I’m not the only one writing about this and this is not the first time that I’ve written about it. And it applies to any country. However, I bumped into an image on the East Bay Times website which showed an x-ray of a cat taken at the Cummings School of Veterinary Medicine. The chest x-ray showed a cat suffering from lung carcinoma and the researchers said that cancers of this and other types are more likely in cats and dogs who have had repeated exposure to second-hand smoke.
In an article on the Daily Mail website dated 5 December 2016, the author states that the FDA had released, at that time, an advisory warning that smoke can kill your pets. Cats can develop mouth cancer and cancer of the immune system in addition to lung cancer. Even fish can develop cancer because nicotine dissolves in water. Cats ingest cancer straight into their bodies because they lick their fur on which nicotine is deposited. Nicotine is poisonous to cats.
I read once that there are over 4,000 chemicals in tobacco smoke most of which are toxic. This smoke can wreak havoc in the blood and organs of cats and dogs and other pets including fish. Cats spend a lot of time on the floor and on furniture where tobacco smoke residue is deposited. It also accumulates in house dust. It then gets on their fur and into their systems.
Cigarette smoke can also cause allergy and respiratory problems in cats and dogs according to studies done at Tufts University’s School of Veterinary Medicine in Massachusetts. The university’s researchers also found that repeated exposure to smoke doubles a cat’s prospects of getting cancer. If a cat lives with a smoker for more than five years the risk is increased by four times.
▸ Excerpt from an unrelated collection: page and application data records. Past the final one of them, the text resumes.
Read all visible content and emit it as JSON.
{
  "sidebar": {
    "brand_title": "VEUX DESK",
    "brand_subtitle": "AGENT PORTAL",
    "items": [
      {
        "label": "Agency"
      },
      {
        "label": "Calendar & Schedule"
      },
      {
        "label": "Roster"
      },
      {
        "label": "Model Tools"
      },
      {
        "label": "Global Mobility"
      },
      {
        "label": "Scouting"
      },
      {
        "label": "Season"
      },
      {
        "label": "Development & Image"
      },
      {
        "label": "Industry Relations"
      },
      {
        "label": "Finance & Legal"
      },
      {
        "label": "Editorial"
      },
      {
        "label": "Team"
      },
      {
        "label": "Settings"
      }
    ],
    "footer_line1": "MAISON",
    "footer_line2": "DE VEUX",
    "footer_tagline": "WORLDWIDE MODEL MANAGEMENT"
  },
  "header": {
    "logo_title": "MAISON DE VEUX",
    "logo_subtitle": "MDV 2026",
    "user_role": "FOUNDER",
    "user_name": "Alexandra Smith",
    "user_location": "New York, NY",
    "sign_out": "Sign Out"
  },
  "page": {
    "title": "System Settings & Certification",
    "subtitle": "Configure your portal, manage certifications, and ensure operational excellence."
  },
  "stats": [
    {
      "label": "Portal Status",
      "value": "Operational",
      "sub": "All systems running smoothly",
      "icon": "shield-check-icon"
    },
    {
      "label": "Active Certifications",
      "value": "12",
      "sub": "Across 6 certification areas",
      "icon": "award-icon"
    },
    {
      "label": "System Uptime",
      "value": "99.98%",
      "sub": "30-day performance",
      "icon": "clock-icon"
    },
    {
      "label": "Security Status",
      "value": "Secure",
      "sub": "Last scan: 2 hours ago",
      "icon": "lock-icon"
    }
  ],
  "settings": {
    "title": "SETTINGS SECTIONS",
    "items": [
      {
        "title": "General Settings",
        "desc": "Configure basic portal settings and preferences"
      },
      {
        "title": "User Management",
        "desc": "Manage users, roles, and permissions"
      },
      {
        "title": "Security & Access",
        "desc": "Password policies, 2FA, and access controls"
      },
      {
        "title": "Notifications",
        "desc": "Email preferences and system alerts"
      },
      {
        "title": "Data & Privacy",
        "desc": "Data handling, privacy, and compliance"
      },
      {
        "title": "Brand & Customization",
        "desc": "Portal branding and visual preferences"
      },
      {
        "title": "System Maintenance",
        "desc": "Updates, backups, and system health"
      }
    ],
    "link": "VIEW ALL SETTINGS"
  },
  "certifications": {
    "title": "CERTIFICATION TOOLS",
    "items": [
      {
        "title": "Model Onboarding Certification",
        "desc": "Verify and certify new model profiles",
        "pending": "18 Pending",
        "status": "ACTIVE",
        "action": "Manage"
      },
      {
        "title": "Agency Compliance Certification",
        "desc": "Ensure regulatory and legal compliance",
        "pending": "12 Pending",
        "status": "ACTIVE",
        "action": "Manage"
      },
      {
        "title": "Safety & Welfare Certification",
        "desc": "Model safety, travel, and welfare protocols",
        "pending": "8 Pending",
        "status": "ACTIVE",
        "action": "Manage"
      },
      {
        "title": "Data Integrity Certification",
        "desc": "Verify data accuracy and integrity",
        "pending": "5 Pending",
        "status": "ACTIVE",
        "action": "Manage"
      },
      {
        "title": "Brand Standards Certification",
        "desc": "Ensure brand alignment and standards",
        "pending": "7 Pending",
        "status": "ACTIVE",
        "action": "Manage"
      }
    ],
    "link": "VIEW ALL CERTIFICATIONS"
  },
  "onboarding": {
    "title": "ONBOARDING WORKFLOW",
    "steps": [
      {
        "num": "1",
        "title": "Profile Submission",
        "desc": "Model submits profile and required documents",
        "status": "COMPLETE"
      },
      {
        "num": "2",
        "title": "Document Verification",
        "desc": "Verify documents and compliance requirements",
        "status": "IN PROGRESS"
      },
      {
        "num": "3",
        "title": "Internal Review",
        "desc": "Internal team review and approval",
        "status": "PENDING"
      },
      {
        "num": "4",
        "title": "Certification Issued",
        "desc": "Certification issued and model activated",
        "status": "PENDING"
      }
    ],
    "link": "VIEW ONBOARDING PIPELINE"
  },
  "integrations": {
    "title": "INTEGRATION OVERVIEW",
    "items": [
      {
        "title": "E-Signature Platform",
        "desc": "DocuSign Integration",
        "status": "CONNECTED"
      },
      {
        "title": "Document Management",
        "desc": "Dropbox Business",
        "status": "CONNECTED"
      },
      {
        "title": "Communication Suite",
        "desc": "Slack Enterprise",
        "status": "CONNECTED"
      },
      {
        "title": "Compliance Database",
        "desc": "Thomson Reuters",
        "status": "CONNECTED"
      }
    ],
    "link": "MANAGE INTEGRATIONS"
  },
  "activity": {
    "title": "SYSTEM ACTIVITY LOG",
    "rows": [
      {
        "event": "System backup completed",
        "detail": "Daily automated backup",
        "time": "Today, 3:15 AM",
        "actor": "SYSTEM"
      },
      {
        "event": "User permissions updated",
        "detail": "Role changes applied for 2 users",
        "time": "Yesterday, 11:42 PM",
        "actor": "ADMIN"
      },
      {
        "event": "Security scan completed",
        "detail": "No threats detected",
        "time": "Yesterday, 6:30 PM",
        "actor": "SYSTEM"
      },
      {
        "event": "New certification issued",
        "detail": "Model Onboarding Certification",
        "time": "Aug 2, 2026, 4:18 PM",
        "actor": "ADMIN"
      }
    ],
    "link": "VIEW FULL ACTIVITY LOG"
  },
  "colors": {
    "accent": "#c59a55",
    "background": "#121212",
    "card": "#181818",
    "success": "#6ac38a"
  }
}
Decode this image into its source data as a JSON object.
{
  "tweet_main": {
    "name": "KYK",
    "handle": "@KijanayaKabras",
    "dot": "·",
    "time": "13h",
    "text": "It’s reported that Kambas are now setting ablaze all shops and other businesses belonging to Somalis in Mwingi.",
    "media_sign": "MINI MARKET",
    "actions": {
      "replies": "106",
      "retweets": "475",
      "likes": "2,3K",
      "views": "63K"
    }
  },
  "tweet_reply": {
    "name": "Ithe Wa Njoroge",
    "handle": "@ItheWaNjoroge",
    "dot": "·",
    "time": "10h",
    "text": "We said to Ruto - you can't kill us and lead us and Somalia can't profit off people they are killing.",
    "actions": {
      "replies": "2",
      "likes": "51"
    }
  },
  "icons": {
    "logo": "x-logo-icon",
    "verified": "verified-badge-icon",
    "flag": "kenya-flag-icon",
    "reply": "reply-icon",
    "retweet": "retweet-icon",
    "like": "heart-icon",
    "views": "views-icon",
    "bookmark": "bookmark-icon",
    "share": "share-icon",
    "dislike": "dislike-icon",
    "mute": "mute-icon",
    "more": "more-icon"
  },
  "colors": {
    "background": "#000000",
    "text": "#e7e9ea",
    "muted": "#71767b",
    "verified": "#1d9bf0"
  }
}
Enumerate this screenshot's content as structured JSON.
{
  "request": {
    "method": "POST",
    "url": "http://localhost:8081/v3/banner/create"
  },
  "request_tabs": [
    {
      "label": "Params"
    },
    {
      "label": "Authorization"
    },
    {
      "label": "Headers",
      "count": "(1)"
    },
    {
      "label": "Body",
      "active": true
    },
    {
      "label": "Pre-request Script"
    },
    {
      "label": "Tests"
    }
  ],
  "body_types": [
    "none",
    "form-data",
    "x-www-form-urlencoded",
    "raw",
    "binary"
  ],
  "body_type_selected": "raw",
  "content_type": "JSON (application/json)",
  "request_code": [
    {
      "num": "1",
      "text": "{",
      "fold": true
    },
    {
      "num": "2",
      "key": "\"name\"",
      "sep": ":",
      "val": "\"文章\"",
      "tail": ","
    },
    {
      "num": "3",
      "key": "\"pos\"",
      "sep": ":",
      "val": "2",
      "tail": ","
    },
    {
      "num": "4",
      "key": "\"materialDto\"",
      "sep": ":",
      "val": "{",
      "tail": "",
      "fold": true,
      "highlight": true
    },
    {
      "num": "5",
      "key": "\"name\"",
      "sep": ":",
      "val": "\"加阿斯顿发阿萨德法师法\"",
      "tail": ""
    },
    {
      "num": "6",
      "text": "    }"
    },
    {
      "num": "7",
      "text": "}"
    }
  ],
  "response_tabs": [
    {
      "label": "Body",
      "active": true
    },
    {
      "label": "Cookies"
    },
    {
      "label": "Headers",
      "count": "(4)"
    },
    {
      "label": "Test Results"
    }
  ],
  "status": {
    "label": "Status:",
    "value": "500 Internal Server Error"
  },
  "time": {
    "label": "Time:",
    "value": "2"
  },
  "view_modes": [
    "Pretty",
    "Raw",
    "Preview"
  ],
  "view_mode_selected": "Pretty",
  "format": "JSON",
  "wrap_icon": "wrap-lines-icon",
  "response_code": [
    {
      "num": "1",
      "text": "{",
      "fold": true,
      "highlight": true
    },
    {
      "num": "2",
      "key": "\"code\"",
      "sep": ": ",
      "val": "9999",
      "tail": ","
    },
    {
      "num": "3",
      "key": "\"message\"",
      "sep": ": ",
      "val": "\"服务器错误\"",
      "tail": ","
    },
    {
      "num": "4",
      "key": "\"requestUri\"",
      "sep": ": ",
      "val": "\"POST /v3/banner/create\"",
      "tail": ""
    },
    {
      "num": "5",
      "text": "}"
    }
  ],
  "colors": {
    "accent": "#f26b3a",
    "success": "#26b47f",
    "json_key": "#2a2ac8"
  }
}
Dogs can eat and ingest nicotine cartridges from e-cigarettes. Dogs of any weight risk death if they eat a number of e-cigarette cartridges. They will certainly be poisoned. In addition the e-cigarette casing can cause injury to their mouse.
Sources: various including as stated.